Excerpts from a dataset

+===+

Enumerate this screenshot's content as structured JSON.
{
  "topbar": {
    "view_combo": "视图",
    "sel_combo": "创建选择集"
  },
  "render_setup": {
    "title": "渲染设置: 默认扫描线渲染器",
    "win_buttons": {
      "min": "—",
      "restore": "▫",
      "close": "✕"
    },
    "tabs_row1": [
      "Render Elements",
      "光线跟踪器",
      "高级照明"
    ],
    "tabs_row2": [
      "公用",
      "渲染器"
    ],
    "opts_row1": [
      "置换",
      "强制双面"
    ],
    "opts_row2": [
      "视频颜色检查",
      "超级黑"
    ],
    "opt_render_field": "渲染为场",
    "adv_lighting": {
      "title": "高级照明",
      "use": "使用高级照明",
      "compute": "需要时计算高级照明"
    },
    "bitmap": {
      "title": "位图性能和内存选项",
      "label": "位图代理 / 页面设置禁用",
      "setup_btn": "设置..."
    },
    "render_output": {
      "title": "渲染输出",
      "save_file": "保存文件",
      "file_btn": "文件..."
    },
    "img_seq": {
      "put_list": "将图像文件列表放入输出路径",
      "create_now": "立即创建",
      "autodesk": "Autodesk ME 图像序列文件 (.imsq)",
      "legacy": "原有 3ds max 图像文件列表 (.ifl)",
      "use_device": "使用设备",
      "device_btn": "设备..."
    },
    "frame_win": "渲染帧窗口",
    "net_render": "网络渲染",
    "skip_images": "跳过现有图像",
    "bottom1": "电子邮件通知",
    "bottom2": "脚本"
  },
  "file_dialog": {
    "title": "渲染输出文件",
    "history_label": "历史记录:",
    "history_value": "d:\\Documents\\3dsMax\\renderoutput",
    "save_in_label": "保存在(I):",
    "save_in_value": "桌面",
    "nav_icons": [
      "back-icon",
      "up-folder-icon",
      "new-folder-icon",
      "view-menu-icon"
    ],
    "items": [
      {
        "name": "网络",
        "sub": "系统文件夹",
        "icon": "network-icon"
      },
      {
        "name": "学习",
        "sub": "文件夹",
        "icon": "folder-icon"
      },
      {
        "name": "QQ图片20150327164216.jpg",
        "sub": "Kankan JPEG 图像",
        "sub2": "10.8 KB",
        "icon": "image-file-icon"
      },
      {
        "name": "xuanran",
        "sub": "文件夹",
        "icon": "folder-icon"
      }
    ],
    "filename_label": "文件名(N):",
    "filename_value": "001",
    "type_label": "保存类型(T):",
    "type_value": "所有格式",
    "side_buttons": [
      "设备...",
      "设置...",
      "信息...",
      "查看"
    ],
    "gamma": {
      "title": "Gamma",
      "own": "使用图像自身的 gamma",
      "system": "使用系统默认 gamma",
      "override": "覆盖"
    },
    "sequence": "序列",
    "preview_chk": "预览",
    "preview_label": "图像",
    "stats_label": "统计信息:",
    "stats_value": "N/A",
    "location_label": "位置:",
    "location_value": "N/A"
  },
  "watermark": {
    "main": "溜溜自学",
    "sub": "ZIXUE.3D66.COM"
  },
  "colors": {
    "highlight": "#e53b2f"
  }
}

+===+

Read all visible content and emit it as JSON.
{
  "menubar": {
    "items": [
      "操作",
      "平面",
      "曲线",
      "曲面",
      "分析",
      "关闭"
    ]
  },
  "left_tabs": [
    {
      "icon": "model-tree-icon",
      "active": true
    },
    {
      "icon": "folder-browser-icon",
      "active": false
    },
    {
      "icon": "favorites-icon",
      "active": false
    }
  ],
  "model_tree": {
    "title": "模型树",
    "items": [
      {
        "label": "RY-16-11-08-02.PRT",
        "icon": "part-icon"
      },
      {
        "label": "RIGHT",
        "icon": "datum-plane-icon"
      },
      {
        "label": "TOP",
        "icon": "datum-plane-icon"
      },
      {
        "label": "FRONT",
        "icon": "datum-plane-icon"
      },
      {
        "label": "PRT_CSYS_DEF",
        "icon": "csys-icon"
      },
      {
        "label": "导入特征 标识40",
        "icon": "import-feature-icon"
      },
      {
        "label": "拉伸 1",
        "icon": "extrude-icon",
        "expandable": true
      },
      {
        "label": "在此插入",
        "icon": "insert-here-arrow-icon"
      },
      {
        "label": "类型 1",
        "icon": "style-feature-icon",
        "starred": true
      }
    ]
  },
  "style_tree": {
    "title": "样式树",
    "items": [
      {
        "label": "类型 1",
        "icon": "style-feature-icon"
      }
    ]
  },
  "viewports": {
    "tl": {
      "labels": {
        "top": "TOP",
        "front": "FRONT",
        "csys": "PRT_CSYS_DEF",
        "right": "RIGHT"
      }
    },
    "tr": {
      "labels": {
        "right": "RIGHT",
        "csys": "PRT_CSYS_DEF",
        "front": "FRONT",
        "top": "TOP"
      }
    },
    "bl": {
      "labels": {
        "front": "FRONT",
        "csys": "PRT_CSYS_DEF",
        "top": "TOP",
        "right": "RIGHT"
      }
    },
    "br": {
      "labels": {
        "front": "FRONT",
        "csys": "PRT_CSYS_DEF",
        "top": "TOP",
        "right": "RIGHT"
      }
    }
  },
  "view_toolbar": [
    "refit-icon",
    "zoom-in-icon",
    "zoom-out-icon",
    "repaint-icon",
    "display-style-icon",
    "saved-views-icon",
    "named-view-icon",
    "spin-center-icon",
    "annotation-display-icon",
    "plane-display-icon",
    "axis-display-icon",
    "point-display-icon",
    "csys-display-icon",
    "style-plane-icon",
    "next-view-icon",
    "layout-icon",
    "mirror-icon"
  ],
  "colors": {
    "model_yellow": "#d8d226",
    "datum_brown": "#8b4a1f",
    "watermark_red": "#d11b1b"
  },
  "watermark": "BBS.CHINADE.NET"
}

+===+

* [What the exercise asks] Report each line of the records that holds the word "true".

* [Problem solution]
      "active": true
        "expandable": true
        "starred": true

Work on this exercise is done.